Javier Prades Lopez was born in Madrid in 1960. He is priest in the diocese of Madrid. He graduated in Law at the Universidad Autónoma de Madrid (1982). He holds a Doctorate in Theology from the P.U. Gregoriana in Rome. He is professor of Dogmatic Theology and Director at the Faculty of Theology "San Dámaso" in Madrid, and Director of the Revista Española de Teología. He is also contribution editor to the journal Communio. He is founder of "Universitas", an association for the research and teaching in higher education. He ha spublished various works, including, Occidente: l’ineludibile incontro (Siena 2008), Nostalgia di Resurrezione. Ragione e fed in occidente (Siena 2007),  and La razon, enimiga del Mistero? (Siena 2007). He is co-author, with Mons. Luigi Giussani and Stefano alberto fo the book Generating Traces in the History of the World: New Traces of Christian Experience (Milan 1998). With Cardinal Angelo Scola, he co-authored the Manuale di antropologia Teologica (milan 2006). He has written more than fifity articles on theological subjects in different international journals.


Juan Rojo
j.rojo@cern.ch

Physics Department, TH Unit, CERN, CH-1211, Geneva 23, Switzerland

Juan Rojo is a Marie Curie fellow at the Theory Unit of the European Center for Nuclear Physics (CERN), Switzerland. He graduated in Physics from the University of Barcelona (2002), where he also obtained his Ph.D. in Theoretical Physics (2006), in perturbative Quantum Chromodynamics (QCD). He has performed postdoctoral research at the LPTHE in Paris, France (2006-08) and at the INFN and Dipartimento di Fisica, Milano University, Italy (2008-11). His research is focused on the phenomenology of perturbative QCD and their applications to Large Hadron Collider (LHC) physics. He is a member of the NNPDF Collaboration for the determination of parton distributions of the nucleon, and is Editor-in-Chief of Euresis Journal.  


Lucio Rossi
lucio.rossi@cern.ch

European Organization for Nuclear Research (CERN) CH-1211 Geneva 23 - Switzerland

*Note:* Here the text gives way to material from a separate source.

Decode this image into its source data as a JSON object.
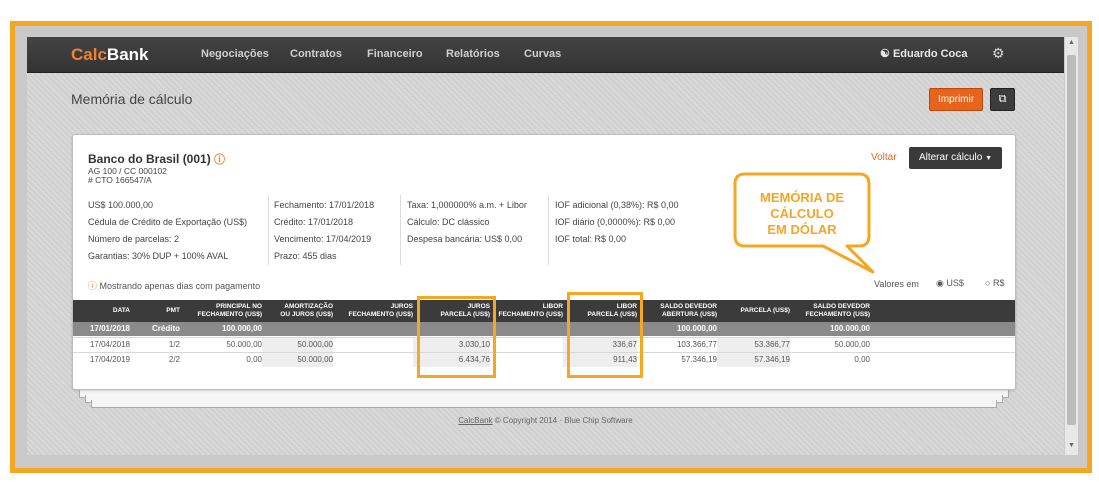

Professor Lucio Rossi is currently the Head of the Magnets, Cryostats and Superconductors Group at CERN. Graduated in Physics from the University of Milan, he is since 1981 a researcher at the INFN (Istituto Nazionale di Fisica Nucleare - Italy), being since 1992 associate professor of the Physics Department at the University of Milan. In 1989, he Lucio Rossi started a collaboration with CERN for the development and construction of the first magnet prototypes for the Large Hadron Collider (LHC), eventually joining the ATLAS collaboration in 1997 and leaving the University of Milan in 2001 to take up a position at CERN within the LHC project. In 2004, Professor Rossi set up the european Network for High Field Pulsating Magnets for Hadron Colliders, of which he is still responsible. Rossi has also participated in the AMS experiment onboard the International Space Station (1998) for which he proposed a new technology for the protection of astronauts from cosmic radiation during interplanetary flights. Since 2000, Rossi is the representing member for Italy at the International Organising Committee of the "Magnet Technology Conference".